Jason Holden, from accountancy firm Holden Associates, meanwhile argued that none of his clients have been adversely affected by the NMW. He hit out at critics of the legislation saying that those who claim it will put small companies out of business “cannot be viable [businesses] in the first place, in which case lets hope they are replaced by someone who can set up and run a viable business.” “The NMW is needed in a country such as the UK where everything costs so much,” he said. “It also helps deal with employers who would go back to the days of Dickens if they could.”
Neil Wilson agreed only non-viable businesses can be affected badly. “Everyone is affected by the NMW in the same way,” he said. “You push the price increase onto your customer. The customer has nowhere else to go because everybody else supplying the same service is affected by the increase. That’s economics for you.”
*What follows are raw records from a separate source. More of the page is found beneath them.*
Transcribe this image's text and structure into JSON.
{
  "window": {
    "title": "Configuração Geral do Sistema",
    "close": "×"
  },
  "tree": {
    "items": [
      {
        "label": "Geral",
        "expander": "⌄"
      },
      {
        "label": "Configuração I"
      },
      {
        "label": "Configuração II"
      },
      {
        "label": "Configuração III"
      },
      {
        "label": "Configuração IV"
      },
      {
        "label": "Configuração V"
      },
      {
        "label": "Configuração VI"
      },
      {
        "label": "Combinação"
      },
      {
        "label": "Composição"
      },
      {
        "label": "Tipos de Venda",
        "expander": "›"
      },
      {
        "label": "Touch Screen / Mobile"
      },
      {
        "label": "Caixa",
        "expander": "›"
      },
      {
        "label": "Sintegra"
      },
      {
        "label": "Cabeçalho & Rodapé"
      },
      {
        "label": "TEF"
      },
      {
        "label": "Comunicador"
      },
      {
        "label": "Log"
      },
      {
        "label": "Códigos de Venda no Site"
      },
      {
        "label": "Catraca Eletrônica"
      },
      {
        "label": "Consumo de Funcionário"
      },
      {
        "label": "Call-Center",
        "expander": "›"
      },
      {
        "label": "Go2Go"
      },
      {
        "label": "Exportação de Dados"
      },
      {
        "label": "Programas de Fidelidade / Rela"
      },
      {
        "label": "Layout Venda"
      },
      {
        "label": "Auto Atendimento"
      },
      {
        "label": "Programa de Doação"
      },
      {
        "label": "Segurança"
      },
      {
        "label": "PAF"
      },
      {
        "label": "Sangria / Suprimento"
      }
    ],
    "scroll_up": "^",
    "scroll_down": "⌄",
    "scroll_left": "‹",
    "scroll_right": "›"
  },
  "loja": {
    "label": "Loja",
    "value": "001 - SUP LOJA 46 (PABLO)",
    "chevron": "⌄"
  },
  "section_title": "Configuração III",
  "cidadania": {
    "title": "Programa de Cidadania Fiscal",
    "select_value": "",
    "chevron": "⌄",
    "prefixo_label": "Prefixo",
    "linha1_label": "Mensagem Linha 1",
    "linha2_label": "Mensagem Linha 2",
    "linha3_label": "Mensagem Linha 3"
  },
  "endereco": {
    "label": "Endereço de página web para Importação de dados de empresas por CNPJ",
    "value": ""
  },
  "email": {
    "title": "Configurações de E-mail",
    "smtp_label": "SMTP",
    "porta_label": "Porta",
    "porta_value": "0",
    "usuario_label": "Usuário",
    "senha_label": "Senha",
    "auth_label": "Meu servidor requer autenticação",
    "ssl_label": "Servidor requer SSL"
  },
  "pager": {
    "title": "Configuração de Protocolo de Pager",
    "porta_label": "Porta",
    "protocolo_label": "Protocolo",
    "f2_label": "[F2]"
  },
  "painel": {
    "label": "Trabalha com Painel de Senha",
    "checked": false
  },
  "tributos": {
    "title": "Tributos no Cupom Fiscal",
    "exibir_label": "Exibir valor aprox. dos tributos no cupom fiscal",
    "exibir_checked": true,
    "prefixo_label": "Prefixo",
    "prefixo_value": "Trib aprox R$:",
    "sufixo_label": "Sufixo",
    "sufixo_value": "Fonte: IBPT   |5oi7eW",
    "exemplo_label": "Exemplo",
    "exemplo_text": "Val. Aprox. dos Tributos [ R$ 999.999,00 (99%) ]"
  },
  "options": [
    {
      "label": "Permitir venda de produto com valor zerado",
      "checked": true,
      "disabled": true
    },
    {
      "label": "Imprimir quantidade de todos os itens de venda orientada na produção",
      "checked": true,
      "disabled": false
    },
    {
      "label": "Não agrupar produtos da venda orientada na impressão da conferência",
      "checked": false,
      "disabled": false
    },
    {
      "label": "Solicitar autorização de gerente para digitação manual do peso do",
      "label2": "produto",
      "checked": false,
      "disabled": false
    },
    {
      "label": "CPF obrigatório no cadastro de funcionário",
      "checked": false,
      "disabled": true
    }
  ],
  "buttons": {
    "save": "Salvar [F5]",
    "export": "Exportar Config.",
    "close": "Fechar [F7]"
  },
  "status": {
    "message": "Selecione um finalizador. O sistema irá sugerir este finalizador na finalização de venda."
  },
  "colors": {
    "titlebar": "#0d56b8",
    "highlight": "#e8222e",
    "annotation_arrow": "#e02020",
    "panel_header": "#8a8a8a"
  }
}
Last month, British Retail Consortium director general Kevin Hawkins wrote a letter to Paul Myners, the new chairman of the Low Pay Commission (LPC), in which he said the term ‘review’ in the commission’s new terms of reference gives it the freedom to carry out a wide-ranging evaluation of the long-term goals of the NMW. Admittedly, business groups have been saying similar things for a long time, pretty much most of the seven years that the minimum wage has been in force. Successive annual reports from the Low Pay Commission have concluded that overall businesses have suffered little from the annual wage increases but if the comments of AccountingWEB members are anything to go by there are at least some firms in the UK where the negatives outweigh the positives. All legitimate business owners of course want to ensure their employees receive fair pay but it is clear that if more UK businesses are to achieve successful growth, issues such as raising the national insurance and tax thresholds are things the Low Pay Commission and in turn the government need to seriously consider.